Enabling Metadata Exchange Programmatically

To programmatically enable the metadata exchange over HTTP-GET, you first need to add the behavior to the collection of behaviors the host maintains for the service type. The ServiceHostBase class offers the Description property of the type ServiceDescription :

  public abstract class ServiceHostBase : …
 
{
     public ServiceDescription Description
     {get;}
     //More members
 
}

The service description, as its name implies, is the description of the service with all its aspects and behaviors. ServiceDescription contains a property called Behaviors of the type KeyedByTypeCollection<I> with IServiceBehavior as the generic parameter:

  public class KeyedByTypeCollection<I> : KeyedCollection<Type,I>
 
{
     public T Find<T>();
     public T Remove<T>();
     //More members
 
}
  public class ServiceDescription
  {
    
public KeyedByTypeCollection<IServiceBehavior> Behaviors
     {get;}
  }


Figure 1-6.  A service confirmation page

IServiceBehavior is the interface that all behavior classes and attributes implement. KeyedByTypeCollection<I> offers the generic method Find<T>() , which returns the requested behavior if it is in the collection, and null otherwise. A given behavior type can only be found in the collection at most once. Example 1-11 shows how to enable the behavior programmatically.

Example 1-11. Enabling the metadata exchange behavior programmatically

ServiceHost host = new ServiceHost(typeof(MyService));

ServiceMetadataBehavior metadataBehavior; metadataBehavior = host.Description.Behaviors.Find <ServiceMetadataBehavior>();
if(metadataBehavior == null)

  
metadataBehavior = new ServiceMetadataBehavior();
 
metadataBehavior.HttpGetEnabled = true;
 
host.Description.Behaviors.Add(metadataBehavior);
}

host.Open();

First the hosting code verifies that no MEX endpoint behavior was provided in the config file by calling the Find<T>() method of KeyedByTypeCollection<I> using ServiceMetadataBehavior as the type parameter. ServiceMetadataBehavior is defined in the System.ServiceModel.Description :
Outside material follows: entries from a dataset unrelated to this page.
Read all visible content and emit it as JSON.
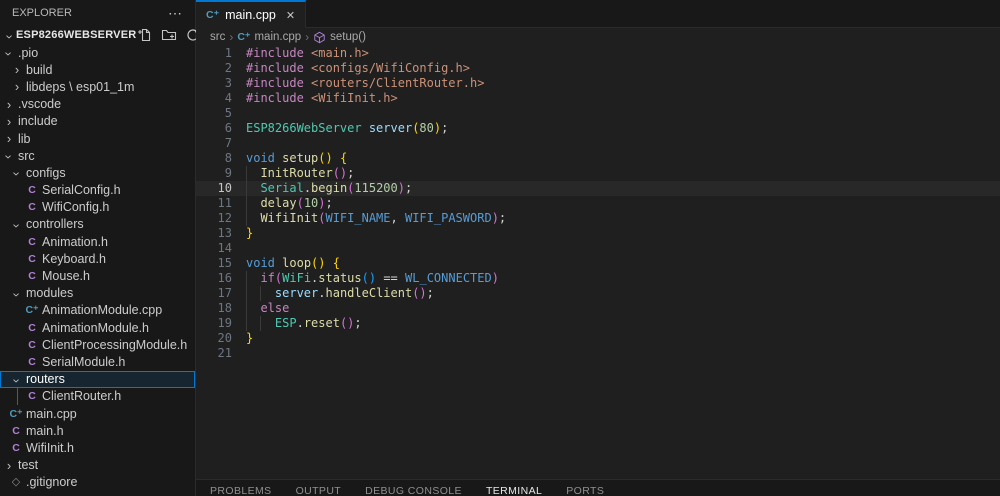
{
  "colors": {
    "accent": "#0078d4",
    "sidebar_bg": "#181818",
    "editor_bg": "#1f1f1f",
    "tokens": {
      "pp": "#C586C0",
      "str": "#CE9178",
      "cls": "#4EC9B0",
      "var": "#9CDCFE",
      "fn": "#DCDCAA",
      "kw": "#569CD6",
      "kwc": "#C586C0",
      "const": "#569CD6",
      "num": "#B5CEA8",
      "pl": "#D4D4D4",
      "b1": "#FFD700",
      "b2": "#DA70D6",
      "b3": "#179FFF"
    },
    "file_icon_c": "#b180d7",
    "file_icon_cpp": "#519aba"
  },
  "explorer": {
    "title": "EXPLORER",
    "more_icon": "⋯",
    "section_name": "ESP8266WEBSERVER",
    "actions": [
      {
        "icon": "new-file-icon"
      },
      {
        "icon": "new-folder-icon"
      },
      {
        "icon": "refresh-icon"
      },
      {
        "icon": "collapse-folders-icon"
      }
    ],
    "tree": [
      {
        "label": ".pio",
        "depth": 1,
        "kind": "folder",
        "state": "open"
      },
      {
        "label": "build",
        "depth": 2,
        "kind": "folder",
        "state": "closed"
      },
      {
        "label": "libdeps \\ esp01_1m",
        "depth": 2,
        "kind": "folder",
        "state": "closed"
      },
      {
        "label": ".vscode",
        "depth": 1,
        "kind": "folder",
        "state": "closed"
      },
      {
        "label": "include",
        "depth": 1,
        "kind": "folder",
        "state": "closed"
      },
      {
        "label": "lib",
        "depth": 1,
        "kind": "folder",
        "state": "closed"
      },
      {
        "label": "src",
        "depth": 1,
        "kind": "folder",
        "state": "open"
      },
      {
        "label": "configs",
        "depth": 2,
        "kind": "folder",
        "state": "open"
      },
      {
        "label": "SerialConfig.h",
        "depth": 3,
        "kind": "file",
        "icon": "c"
      },
      {
        "label": "WifiConfig.h",
        "depth": 3,
        "kind": "file",
        "icon": "c"
      },
      {
        "label": "controllers",
        "depth": 2,
        "kind": "folder",
        "state": "open"
      },
      {
        "label": "Animation.h",
        "depth": 3,
        "kind": "file",
        "icon": "c"
      },
      {
        "label": "Keyboard.h",
        "depth": 3,
        "kind": "file",
        "icon": "c"
      },
      {
        "label": "Mouse.h",
        "depth": 3,
        "kind": "file",
        "icon": "c"
      },
      {
        "label": "modules",
        "depth": 2,
        "kind": "folder",
        "state": "open"
      },
      {
        "label": "AnimationModule.cpp",
        "depth": 3,
        "kind": "file",
        "icon": "cpp"
      },
      {
        "label": "AnimationModule.h",
        "depth": 3,
        "kind": "file",
        "icon": "c"
      },
      {
        "label": "ClientProcessingModule.h",
        "depth": 3,
        "kind": "file",
        "icon": "c"
      },
      {
        "label": "SerialModule.h",
        "depth": 3,
        "kind": "file",
        "icon": "c"
      },
      {
        "label": "routers",
        "depth": 2,
        "kind": "folder",
        "state": "open",
        "selected": true
      },
      {
        "label": "ClientRouter.h",
        "depth": 3,
        "kind": "file",
        "icon": "c",
        "guide": true
      },
      {
        "label": "main.cpp",
        "depth": 1,
        "kind": "file",
        "icon": "cpp"
      },
      {
        "label": "main.h",
        "depth": 1,
        "kind": "file",
        "icon": "c"
      },
      {
        "label": "WifiInit.h",
        "depth": 1,
        "kind": "file",
        "icon": "c"
      },
      {
        "label": "test",
        "depth": 1,
        "kind": "folder",
        "state": "closed"
      },
      {
        "label": ".gitignore",
        "depth": 1,
        "kind": "file",
        "icon": "git"
      }
    ]
  },
  "editor": {
    "tab": {
      "label": "main.cpp",
      "icon": "cpp-file-icon",
      "close_icon": "✕"
    },
    "breadcrumb": [
      {
        "label": "src"
      },
      {
        "label": "main.cpp",
        "icon": "cpp-file-icon"
      },
      {
        "label": "setup()",
        "icon": "symbol-method-icon"
      }
    ],
    "active_line": 10,
    "code_lines": [
      {
        "n": 1,
        "t": [
          [
            "#include",
            "pp"
          ],
          [
            " ",
            "pl"
          ],
          [
            "<main.h>",
            "str"
          ]
        ]
      },
      {
        "n": 2,
        "t": [
          [
            "#include",
            "pp"
          ],
          [
            " ",
            "pl"
          ],
          [
            "<configs/WifiConfig.h>",
            "str"
          ]
        ]
      },
      {
        "n": 3,
        "t": [
          [
            "#include",
            "pp"
          ],
          [
            " ",
            "pl"
          ],
          [
            "<routers/ClientRouter.h>",
            "str"
          ]
        ]
      },
      {
        "n": 4,
        "t": [
          [
            "#include",
            "pp"
          ],
          [
            " ",
            "pl"
          ],
          [
            "<WifiInit.h>",
            "str"
          ]
        ]
      },
      {
        "n": 5,
        "t": []
      },
      {
        "n": 6,
        "t": [
          [
            "ESP8266WebServer",
            "cls"
          ],
          [
            " ",
            "pl"
          ],
          [
            "server",
            "var"
          ],
          [
            "(",
            "b1"
          ],
          [
            "80",
            "num"
          ],
          [
            ")",
            "b1"
          ],
          [
            ";",
            "pl"
          ]
        ]
      },
      {
        "n": 7,
        "t": []
      },
      {
        "n": 8,
        "t": [
          [
            "void",
            "kw"
          ],
          [
            " ",
            "pl"
          ],
          [
            "setup",
            "fn"
          ],
          [
            "()",
            "b1"
          ],
          [
            " ",
            "pl"
          ],
          [
            "{",
            "b1"
          ]
        ]
      },
      {
        "n": 9,
        "t": [
          [
            "  ",
            "pl"
          ],
          [
            "InitRouter",
            "fn"
          ],
          [
            "()",
            "b2"
          ],
          [
            ";",
            "pl"
          ]
        ]
      },
      {
        "n": 10,
        "t": [
          [
            "  ",
            "pl"
          ],
          [
            "Serial",
            "cls"
          ],
          [
            ".",
            "pl"
          ],
          [
            "begin",
            "fn"
          ],
          [
            "(",
            "b2"
          ],
          [
            "115200",
            "num"
          ],
          [
            ")",
            "b2"
          ],
          [
            ";",
            "pl"
          ]
        ]
      },
      {
        "n": 11,
        "t": [
          [
            "  ",
            "pl"
          ],
          [
            "delay",
            "fn"
          ],
          [
            "(",
            "b2"
          ],
          [
            "10",
            "num"
          ],
          [
            ")",
            "b2"
          ],
          [
            ";",
            "pl"
          ]
        ]
      },
      {
        "n": 12,
        "t": [
          [
            "  ",
            "pl"
          ],
          [
            "WifiInit",
            "fn"
          ],
          [
            "(",
            "b2"
          ],
          [
            "WIFI_NAME",
            "const"
          ],
          [
            ",",
            "pl"
          ],
          [
            " ",
            "pl"
          ],
          [
            "WIFI_PASWORD",
            "const"
          ],
          [
            ")",
            "b2"
          ],
          [
            ";",
            "pl"
          ]
        ]
      },
      {
        "n": 13,
        "t": [
          [
            "}",
            "b1"
          ]
        ]
      },
      {
        "n": 14,
        "t": []
      },
      {
        "n": 15,
        "t": [
          [
            "void",
            "kw"
          ],
          [
            " ",
            "pl"
          ],
          [
            "loop",
            "fn"
          ],
          [
            "()",
            "b1"
          ],
          [
            " ",
            "pl"
          ],
          [
            "{",
            "b1"
          ]
        ]
      },
      {
        "n": 16,
        "t": [
          [
            "  ",
            "pl"
          ],
          [
            "if",
            "kwc"
          ],
          [
            "(",
            "b2"
          ],
          [
            "WiFi",
            "cls"
          ],
          [
            ".",
            "pl"
          ],
          [
            "status",
            "fn"
          ],
          [
            "()",
            "b3"
          ],
          [
            " ",
            "pl"
          ],
          [
            "==",
            "pl"
          ],
          [
            " ",
            "pl"
          ],
          [
            "WL_CONNECTED",
            "const"
          ],
          [
            ")",
            "b2"
          ]
        ]
      },
      {
        "n": 17,
        "t": [
          [
            "    ",
            "pl"
          ],
          [
            "server",
            "var"
          ],
          [
            ".",
            "pl"
          ],
          [
            "handleClient",
            "fn"
          ],
          [
            "()",
            "b2"
          ],
          [
            ";",
            "pl"
          ]
        ]
      },
      {
        "n": 18,
        "t": [
          [
            "  ",
            "pl"
          ],
          [
            "else",
            "kwc"
          ]
        ]
      },
      {
        "n": 19,
        "t": [
          [
            "    ",
            "pl"
          ],
          [
            "ESP",
            "cls"
          ],
          [
            ".",
            "pl"
          ],
          [
            "reset",
            "fn"
          ],
          [
            "()",
            "b2"
          ],
          [
            ";",
            "pl"
          ]
        ]
      },
      {
        "n": 20,
        "t": [
          [
            "}",
            "b1"
          ]
        ]
      },
      {
        "n": 21,
        "t": []
      }
    ]
  },
  "panel": {
    "tabs": [
      {
        "label": "PROBLEMS"
      },
      {
        "label": "OUTPUT"
      },
      {
        "label": "DEBUG CONSOLE"
      },
      {
        "label": "TERMINAL",
        "active": true
      },
      {
        "label": "PORTS"
      }
    ]
  }
}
  public class ServiceMetadataBehavior : IServiceBehavior
  { 
  
  public bool HttpGetEnabled
    
{get;set;}
    
//More members
  }

If the returned behavior is null , the hosting code creates a new ServiceMetadataBehavior , sets HttpGetEnabled to true , and adds it to the behaviors in the service description.

Please check back next week for the continuation of this article.

 

One thought on “WCF and Bindings

  1. This article is an excerpt from the book “Programming WCF Services,” published by O’Reilly. We hope you found it to be enjoyable and educational. Please let us know what you thought of it, and if you would like to see more content of this nature.

[gp-comments width="770" linklove="off" ]